If one places the Rio brand logo with its three abstract human figures side by side with Matisse’s image of five nude dancers — both arranged as a ring, a hand-to-hand ‘chain work’ — the formal resemblances are striking (overlay them and they’re even more striking — see below).
The point of this is not to level a charge of plagiarism at Tátil Design de Ideias’ work (or even insinuate it). Hardly. It may even be that they were blithely unaware of this particular Matisse image. It may be that it operated — as such images often do — at that unconscious level, where the ‘memory store’ of images from an artistic tradition dwells and inspires thematic variation and invention. But even as a deliberate strategy of poetic quotation, it doesn’t suffer for lack of originality or visual wit.
And that is really my point: that the history of art (Western and otherwise) is and should remain a store house of elegant visual motifs that designers can liberally ‘quote’ to inspire their work and inform its greatness. Ask Michaelangelo, if you will, of his debt to Donatello.
So, whether by unconscious inspiration or ‘by design’ (intention), Henri Matisse and the visual experiments of French Impressionism have reappeared (thanks to TDI) in early 21st century Rio and soon on the screens, apparel, and banners of the world.
I cannot now recall who framed the rhetorical (and premature) obituary on tradition — ‘The Dead Hand of the Past’ — but it would appear that tradition’s brush and chisel (and therefore its hand) are alive and well, as well they should be. For that tradition is nothing less than a majestic palette and pattern book for the inspiration of the artists and designers of today and tomorrow. And its fruits are on display in Brazil.
Learn more about the author of this post, Drew Letendre.
Read related posts surrounding the Rio 2016 Olympic logo and past Olympic logos.

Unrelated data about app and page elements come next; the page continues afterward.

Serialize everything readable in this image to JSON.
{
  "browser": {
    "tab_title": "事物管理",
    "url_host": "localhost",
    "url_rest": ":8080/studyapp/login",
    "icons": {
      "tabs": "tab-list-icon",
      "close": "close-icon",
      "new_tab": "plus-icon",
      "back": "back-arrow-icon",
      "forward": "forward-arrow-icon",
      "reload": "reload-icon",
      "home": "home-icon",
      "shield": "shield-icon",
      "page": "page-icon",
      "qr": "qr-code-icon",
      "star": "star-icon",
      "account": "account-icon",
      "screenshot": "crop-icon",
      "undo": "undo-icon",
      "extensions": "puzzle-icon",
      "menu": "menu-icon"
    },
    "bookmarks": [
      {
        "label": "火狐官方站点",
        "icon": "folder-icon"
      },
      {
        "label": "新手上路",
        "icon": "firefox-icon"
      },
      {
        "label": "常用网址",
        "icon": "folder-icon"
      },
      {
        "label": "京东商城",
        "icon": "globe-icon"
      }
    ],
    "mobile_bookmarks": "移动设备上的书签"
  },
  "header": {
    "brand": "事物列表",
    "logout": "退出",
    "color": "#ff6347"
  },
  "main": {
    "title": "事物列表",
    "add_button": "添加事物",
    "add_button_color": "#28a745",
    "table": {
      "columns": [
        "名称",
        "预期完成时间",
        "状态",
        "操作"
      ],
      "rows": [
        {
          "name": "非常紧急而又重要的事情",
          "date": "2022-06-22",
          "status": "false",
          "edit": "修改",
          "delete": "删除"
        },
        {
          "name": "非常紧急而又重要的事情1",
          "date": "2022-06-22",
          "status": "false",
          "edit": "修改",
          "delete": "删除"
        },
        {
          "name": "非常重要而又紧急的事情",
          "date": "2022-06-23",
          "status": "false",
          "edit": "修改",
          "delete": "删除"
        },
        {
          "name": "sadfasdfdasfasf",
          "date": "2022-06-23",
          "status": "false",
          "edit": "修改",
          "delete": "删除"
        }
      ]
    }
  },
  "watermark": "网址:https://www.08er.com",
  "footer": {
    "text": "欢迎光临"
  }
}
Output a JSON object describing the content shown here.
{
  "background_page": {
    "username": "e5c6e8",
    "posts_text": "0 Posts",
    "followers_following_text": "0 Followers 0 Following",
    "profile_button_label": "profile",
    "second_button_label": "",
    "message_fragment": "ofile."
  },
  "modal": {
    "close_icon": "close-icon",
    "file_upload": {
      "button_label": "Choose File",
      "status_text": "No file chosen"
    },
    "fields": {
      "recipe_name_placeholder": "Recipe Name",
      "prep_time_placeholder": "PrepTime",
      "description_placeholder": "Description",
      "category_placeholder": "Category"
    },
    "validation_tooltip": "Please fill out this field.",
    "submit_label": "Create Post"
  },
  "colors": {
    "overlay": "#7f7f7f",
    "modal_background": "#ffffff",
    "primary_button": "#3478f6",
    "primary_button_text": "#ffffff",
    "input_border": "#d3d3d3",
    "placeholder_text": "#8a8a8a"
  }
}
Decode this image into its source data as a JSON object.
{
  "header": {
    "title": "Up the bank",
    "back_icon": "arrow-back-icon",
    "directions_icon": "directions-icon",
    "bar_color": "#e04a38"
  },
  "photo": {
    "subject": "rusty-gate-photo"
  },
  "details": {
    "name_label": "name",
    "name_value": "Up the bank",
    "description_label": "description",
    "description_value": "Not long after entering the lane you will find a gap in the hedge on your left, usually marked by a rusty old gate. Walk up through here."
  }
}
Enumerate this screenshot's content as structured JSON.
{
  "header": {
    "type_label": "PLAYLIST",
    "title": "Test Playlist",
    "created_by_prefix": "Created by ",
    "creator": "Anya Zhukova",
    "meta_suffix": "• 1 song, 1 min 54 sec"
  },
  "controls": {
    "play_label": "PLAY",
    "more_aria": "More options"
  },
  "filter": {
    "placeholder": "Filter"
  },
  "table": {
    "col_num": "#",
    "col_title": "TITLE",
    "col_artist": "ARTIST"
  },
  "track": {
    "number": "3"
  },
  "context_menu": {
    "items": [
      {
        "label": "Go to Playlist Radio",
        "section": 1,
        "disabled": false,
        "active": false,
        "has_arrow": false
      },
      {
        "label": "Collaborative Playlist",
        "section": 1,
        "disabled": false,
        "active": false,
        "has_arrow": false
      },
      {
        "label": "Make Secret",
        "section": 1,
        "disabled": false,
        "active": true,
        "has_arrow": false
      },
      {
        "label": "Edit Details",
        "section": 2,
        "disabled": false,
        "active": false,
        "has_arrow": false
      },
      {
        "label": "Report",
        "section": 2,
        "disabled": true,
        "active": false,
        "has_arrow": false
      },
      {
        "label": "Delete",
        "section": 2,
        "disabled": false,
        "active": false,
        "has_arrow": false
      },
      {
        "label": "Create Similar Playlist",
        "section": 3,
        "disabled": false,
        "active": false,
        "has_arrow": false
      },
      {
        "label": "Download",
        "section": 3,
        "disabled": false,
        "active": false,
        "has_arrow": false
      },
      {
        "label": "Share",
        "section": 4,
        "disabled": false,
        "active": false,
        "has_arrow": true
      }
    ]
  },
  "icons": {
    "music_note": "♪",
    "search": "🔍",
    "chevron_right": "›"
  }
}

To get more information about the author of this blog post, Drew Letendre, please visit his page at RiechesBaird.